- **Records to use**:
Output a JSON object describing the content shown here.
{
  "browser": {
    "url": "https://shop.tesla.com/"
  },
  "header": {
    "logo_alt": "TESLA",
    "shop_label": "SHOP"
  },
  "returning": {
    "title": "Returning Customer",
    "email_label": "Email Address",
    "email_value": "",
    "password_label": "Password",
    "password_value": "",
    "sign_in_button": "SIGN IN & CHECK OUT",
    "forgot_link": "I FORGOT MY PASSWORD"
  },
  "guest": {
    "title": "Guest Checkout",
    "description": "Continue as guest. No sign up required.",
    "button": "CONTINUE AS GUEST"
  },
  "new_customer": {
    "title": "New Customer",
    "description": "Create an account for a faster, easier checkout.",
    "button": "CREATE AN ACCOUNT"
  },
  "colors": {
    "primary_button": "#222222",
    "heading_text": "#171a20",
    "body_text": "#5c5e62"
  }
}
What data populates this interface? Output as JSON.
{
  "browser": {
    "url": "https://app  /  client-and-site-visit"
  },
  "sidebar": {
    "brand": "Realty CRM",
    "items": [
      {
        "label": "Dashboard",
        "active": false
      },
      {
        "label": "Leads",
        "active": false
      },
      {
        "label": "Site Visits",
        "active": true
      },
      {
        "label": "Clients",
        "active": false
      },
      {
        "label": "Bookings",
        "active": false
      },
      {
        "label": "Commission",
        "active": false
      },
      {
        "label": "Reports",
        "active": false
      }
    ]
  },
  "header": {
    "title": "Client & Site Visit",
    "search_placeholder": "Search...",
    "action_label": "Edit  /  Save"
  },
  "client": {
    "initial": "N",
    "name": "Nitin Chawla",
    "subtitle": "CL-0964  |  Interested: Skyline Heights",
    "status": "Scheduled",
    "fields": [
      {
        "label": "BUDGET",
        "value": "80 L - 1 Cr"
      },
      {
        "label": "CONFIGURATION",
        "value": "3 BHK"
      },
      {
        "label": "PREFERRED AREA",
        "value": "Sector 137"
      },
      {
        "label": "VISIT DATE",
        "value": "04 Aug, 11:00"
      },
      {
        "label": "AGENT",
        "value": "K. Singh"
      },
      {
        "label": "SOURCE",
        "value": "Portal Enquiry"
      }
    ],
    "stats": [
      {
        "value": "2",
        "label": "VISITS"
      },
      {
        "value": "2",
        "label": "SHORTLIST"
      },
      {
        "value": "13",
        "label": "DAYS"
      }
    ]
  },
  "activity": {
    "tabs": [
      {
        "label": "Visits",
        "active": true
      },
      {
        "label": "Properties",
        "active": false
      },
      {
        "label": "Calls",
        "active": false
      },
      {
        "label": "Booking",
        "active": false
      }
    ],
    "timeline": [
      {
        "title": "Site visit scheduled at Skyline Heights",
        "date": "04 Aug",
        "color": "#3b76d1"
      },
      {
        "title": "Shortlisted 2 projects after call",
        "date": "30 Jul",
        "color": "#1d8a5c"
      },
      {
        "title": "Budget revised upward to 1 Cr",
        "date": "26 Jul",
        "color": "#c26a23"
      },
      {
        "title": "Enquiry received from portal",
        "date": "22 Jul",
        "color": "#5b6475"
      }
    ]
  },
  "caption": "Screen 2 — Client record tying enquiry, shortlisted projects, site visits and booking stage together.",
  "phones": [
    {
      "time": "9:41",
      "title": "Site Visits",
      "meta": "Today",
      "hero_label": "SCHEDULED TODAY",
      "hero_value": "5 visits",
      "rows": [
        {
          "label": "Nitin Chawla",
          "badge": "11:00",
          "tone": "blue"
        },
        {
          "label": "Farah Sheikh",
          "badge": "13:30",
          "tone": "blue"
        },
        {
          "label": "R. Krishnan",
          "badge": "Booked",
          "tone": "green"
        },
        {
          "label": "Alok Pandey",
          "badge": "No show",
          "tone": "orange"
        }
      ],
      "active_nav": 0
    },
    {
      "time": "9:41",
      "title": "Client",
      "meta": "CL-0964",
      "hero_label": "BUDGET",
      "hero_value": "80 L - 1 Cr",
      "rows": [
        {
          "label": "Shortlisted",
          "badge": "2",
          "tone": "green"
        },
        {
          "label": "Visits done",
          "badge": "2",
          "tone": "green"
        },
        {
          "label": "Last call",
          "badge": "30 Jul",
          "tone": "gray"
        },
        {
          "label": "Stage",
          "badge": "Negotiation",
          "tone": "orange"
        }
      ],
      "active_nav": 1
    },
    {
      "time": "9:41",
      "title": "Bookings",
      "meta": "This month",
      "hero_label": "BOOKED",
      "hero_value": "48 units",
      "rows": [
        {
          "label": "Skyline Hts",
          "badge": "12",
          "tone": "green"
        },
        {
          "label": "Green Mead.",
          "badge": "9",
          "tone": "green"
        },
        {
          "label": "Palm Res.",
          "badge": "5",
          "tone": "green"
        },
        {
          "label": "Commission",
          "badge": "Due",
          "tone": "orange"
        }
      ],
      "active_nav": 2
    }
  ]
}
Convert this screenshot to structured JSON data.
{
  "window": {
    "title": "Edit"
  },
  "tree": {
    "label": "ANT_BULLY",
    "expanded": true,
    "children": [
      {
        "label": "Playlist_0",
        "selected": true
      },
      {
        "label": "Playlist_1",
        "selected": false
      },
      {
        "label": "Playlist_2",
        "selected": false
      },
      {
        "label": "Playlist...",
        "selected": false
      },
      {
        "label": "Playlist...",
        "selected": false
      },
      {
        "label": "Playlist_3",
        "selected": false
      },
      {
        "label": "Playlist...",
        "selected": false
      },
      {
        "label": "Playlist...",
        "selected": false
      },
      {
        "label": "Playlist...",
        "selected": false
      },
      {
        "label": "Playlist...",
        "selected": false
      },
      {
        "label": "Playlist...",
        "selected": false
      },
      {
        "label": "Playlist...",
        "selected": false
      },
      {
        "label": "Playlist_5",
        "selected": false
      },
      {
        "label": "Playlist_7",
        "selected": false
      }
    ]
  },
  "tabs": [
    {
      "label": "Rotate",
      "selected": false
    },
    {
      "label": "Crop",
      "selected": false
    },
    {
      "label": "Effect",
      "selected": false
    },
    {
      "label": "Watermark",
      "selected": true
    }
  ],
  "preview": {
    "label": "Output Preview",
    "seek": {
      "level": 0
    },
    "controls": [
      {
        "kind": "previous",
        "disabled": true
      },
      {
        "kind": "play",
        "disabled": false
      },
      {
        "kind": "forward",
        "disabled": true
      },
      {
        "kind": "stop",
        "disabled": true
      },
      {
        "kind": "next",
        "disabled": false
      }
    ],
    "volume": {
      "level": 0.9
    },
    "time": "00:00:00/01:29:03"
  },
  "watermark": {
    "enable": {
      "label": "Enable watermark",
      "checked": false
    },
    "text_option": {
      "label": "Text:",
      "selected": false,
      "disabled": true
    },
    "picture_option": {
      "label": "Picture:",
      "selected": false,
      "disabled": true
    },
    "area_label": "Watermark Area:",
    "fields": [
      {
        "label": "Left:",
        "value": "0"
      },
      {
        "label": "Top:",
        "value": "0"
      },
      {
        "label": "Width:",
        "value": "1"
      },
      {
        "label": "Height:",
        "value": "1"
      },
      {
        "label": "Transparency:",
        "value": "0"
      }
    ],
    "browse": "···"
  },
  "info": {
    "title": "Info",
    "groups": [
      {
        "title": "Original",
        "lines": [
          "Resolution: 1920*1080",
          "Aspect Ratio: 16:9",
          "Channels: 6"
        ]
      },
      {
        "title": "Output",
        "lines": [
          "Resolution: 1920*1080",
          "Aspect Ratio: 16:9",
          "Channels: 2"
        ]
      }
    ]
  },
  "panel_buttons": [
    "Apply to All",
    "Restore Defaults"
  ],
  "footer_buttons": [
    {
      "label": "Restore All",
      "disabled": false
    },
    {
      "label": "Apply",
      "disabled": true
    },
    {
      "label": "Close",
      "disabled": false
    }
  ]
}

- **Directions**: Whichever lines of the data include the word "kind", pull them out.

- **Solution to this task**:
        "kind": "previous",
        "kind": "play",
        "kind": "forward",
        "kind": "stop",
        "kind": "next",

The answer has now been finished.